**Task instructions**
Pick out each line of the records that includes the string "dimensions", and copy it.

Given entries below:

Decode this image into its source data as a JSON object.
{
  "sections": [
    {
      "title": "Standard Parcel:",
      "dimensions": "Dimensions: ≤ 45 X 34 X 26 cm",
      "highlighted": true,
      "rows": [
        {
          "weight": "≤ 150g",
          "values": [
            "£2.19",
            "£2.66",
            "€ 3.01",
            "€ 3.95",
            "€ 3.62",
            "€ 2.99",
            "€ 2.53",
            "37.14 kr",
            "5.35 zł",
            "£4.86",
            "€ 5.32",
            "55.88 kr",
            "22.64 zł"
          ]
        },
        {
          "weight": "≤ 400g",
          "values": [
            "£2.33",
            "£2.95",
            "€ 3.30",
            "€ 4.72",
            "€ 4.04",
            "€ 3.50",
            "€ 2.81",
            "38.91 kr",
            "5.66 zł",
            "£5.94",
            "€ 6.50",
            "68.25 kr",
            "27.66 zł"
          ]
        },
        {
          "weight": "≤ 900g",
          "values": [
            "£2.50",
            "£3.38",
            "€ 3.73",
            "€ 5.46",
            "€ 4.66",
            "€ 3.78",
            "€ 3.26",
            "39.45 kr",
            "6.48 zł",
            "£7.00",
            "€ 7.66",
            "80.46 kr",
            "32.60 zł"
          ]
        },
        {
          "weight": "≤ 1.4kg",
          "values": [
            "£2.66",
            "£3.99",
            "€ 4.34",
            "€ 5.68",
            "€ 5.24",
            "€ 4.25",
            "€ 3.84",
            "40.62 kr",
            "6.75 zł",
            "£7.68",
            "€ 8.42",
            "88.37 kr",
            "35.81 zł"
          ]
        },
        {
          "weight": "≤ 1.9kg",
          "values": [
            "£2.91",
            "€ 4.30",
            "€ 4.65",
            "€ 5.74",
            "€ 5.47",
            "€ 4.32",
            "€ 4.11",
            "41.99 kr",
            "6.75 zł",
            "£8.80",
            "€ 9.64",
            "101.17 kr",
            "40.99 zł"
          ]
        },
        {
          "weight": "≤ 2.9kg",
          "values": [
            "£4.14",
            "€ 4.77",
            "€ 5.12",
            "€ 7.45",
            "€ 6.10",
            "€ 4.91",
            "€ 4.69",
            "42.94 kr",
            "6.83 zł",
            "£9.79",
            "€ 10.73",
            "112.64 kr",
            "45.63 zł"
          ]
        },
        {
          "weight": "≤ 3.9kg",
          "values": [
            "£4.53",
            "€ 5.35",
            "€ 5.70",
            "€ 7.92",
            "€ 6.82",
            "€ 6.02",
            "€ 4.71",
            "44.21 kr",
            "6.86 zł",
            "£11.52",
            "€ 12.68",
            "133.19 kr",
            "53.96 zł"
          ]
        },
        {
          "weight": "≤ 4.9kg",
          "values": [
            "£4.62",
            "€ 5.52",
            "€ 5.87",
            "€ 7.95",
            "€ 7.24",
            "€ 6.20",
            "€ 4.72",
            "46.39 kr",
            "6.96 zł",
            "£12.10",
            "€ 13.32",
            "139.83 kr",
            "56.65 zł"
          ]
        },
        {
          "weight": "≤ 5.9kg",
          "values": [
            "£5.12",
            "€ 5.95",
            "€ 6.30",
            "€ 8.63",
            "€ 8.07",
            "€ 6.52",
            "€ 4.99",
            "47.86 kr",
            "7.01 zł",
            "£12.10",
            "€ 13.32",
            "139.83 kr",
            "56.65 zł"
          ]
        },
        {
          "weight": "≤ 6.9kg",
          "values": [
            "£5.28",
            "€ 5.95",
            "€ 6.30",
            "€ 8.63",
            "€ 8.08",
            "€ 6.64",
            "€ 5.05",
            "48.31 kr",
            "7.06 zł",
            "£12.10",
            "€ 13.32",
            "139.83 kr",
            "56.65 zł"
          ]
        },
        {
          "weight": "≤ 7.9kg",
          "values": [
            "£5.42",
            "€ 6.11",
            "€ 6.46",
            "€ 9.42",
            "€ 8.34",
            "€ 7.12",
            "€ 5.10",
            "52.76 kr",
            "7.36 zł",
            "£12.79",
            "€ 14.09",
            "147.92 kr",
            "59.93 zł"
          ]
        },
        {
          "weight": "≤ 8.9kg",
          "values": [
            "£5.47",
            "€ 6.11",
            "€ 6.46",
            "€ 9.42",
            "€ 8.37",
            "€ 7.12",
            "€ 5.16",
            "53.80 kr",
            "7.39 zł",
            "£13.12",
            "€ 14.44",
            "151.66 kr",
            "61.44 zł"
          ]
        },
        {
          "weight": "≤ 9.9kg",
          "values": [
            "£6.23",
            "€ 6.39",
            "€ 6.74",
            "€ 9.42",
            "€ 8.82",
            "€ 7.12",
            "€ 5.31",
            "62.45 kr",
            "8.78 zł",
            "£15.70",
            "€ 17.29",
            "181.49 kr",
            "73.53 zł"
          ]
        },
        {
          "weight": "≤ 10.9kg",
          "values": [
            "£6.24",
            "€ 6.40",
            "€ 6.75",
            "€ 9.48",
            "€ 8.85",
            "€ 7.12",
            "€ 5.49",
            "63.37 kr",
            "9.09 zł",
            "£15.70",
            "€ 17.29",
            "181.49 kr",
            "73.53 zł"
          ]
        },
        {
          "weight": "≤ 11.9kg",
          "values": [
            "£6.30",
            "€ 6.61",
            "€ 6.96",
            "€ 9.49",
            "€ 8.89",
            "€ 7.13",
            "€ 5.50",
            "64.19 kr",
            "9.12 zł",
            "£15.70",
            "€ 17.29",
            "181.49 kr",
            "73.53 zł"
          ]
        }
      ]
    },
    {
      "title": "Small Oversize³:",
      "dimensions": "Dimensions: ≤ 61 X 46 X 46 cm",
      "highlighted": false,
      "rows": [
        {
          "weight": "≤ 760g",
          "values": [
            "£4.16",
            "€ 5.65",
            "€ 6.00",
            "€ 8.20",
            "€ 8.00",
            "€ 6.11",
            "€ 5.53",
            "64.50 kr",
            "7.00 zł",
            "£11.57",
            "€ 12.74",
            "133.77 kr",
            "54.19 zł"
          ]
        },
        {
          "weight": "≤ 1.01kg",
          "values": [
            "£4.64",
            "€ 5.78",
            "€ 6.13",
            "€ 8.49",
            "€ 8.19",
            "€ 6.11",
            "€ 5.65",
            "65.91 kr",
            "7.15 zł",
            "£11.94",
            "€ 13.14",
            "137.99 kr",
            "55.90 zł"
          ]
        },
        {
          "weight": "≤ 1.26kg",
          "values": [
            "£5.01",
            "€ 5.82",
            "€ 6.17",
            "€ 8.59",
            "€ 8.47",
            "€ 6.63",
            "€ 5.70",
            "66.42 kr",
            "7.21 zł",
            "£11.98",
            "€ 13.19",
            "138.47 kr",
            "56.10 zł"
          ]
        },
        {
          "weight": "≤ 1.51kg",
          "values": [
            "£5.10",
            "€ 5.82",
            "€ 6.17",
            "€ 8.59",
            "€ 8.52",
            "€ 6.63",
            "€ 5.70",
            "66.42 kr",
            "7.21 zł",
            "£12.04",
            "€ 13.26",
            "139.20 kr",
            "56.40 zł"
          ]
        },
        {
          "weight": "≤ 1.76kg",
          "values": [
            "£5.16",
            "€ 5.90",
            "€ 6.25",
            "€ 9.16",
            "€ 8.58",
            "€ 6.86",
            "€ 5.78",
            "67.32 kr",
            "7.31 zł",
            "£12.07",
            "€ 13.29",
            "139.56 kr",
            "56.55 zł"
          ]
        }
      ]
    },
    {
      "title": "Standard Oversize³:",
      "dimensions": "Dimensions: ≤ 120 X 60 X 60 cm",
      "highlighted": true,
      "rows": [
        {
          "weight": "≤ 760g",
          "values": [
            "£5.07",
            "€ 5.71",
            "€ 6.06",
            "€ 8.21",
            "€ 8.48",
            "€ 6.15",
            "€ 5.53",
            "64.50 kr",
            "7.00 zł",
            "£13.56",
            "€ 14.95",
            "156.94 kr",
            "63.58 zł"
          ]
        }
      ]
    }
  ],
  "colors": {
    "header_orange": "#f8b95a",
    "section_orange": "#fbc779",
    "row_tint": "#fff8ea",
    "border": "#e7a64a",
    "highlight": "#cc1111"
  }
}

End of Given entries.

**Result for this exercise**
      "dimensions": "Dimensions: ≤ 45 X 34 X 26 cm",
      "dimensions": "Dimensions: ≤ 61 X 46 X 46 cm",
      "dimensions": "Dimensions: ≤ 120 X 60 X 60 cm",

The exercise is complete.